Safety (unofficial; in the Marriott across the road)

The safety workshop was wild. It was a small, unofficial congregation of researchers who you’d expect to see lurking on Less Wrong and other EA forums.

Christoph Schuhmann (Founder of LAION)

Chris is a high school teacher from Vienna; he gave an inspiring talk on the open-sourcing of foundation models. He started LAION (Large-scale Artificial Intelligence Open Network) a non-profit organization, provides datasets, tools and models to democratise ML research. His key points included:

• centralised intelligence means centralised problem solving; we can’t give the keys to problem solving to a (potentially) dictatorial few.
• risks by not open sourcing AI are bigger than those of open sourcing
• LAION progress:
• initial plan was to replicate the orignal CLIP / Dalle-1
• got 3m image text pairs on his own
• discord server helped him get 300m image text pairs, then 5b pairs
• hedge fund gave them 8 A100s
• We will always want to do things even if AI can, cause we need to express ourselve

Thomas Wolf (Hugging Face CEO)

Tom Wolf gave a talk on the Big Science initiative, a project takes inspiration from scientific creation schemes such as CERN and the LHC, in which open scientific collaborations facilitate the creation of large-scale artefacts that are useful for the entire research community:

• 1000+ researchers coming together to build massive language model and massive dataset
• efficient agi will probs require modularity cc. LeCun
• working on the energy efficiency of training is inherently democratic i.e. stops models being held by the rich, especially re: inference

Are AI researchers aligned on AGI alignment?

There was interesting round table at the end of the workshop that included Jared Kaplan (Anthropic) and David Krueger (Cambridge) discussing what is means to align AGI. There was little agreement.

Keynotes

I attended 4 of the 6 keynotes which were:

1. David Chalmers: Are Large Language Models Sentient?
2. Emmanuel Candes: Conformal Prediction in 2022
3. Isabelle Guyon: The Data-Centric Era: How ML is Becoming an Experimental Science
4. Geoff Hinton: The Forward-Forward Algorithm for Training Deep Neural Networks

I found Emmanuel’s talk on conformal prediction enlightening as I’d never heard of the topic (here’s a primer), and Isabelle’s talk on benchmark and data transparency to be agreeable, if a little unoriginal.
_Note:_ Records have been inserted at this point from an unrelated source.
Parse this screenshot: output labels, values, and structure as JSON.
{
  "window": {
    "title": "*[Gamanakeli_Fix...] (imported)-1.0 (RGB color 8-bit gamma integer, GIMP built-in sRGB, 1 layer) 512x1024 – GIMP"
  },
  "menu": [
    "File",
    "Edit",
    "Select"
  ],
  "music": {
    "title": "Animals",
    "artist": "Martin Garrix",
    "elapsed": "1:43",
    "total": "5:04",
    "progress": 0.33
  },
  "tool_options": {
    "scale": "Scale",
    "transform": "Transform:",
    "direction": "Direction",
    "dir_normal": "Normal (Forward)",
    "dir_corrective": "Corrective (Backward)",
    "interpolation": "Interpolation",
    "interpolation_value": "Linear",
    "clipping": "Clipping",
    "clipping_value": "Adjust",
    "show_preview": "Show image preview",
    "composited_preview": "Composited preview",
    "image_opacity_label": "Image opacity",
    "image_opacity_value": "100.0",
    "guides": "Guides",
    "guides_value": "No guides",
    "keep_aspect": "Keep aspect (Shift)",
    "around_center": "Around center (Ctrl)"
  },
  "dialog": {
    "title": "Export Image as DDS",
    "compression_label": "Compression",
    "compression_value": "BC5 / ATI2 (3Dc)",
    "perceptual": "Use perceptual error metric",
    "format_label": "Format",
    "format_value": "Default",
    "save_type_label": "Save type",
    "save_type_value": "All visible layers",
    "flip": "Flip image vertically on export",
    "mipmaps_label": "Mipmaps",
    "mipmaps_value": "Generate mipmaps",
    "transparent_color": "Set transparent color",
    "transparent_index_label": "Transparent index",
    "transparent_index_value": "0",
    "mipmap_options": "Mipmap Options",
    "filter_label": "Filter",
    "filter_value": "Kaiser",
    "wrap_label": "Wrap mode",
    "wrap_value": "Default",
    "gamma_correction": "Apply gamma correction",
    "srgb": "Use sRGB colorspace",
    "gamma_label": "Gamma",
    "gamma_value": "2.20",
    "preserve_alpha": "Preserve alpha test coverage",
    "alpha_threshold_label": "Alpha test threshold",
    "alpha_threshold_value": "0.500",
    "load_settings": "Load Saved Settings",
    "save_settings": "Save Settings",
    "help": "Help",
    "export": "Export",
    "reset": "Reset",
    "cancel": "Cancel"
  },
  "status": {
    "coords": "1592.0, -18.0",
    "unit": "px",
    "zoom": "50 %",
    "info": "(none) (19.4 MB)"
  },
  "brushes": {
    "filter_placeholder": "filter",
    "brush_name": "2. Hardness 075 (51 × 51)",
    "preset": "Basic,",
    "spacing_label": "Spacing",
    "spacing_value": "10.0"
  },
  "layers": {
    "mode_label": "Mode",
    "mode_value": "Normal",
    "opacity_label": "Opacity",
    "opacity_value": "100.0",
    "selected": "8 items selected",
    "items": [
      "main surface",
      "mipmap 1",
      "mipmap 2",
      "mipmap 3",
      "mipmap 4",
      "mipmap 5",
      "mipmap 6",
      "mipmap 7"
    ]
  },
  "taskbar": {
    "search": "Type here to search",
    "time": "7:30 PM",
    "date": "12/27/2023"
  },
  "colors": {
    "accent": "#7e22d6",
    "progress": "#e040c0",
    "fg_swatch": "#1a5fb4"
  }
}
Hinton’s talk on a more anatomically correct learning algorithm was interesting, but I’m as yet unconvinced that mimicking human intelligence is a good way of building systems that are superior to humans—we are able to leverage hardware for artificial systems far superior to that accessible to humans. Chalmers talk was extremely thought-provoking; he structured the problem of consciousness in LLMs excellently—far better than I’ve seen to date, and as such was my favourite of the four.

I have linked to each of the talks, which are freely available to view above.

References

Fan, L.; Wang, G.; Jiang, Y.; Mandlekar, A.; Yang, Y.; Zhu, H.; Tang, A.; Huang, D.-A.; Zhu, Y.; and Anandkumar, A. 2022. Minedojo: Building open-ended embodied agents with

internet-scale knowledge. Advances in neural information processing systems, 35.

Henaff, M.; Raileanu, R.; Jiang, M.; and Rockt ̈aschel, T. 2022. Exploration via Elliptical Episodic Bonuses. Advances in neural information processing systems, 35.

Humphreys, P. C.; Guez, A.; Tieleman, O.; Sifre, L.; Weber, T.; and Lillicrap, T. 2022. Large-Scale Retrieval for Reinforcement Learning. Advances in neural information processing systems, 35.

Lee, K.-H.; Nachum, O.; Yang, M.; Lee, L.; Freeman, D.; Xu, W.; Guadarrama, S.; Fischer, I.; Jang, E.; Michalewski, H.; et al. 2022. Multi-game decision transformers. Advances in neural information processing systems, 35.

Paster, K.; McIlraith, S.; and Ba, J. 2022. You Can’t Count on Luck: Why Decision Transformers Fail in Stochastic Environments. Advances in neural information processing systems, 35.

Schaul, T.; Barreto, A.; Quan, J.; and Ostrovski, G. 2022. The phenomenon of policy churn. Advances in neural information processing systems, 35.

Touati, A.; Rapin, J.; and Ollivier, Y. 2022. Does Zero-Shot Reinforcement Learning Exist?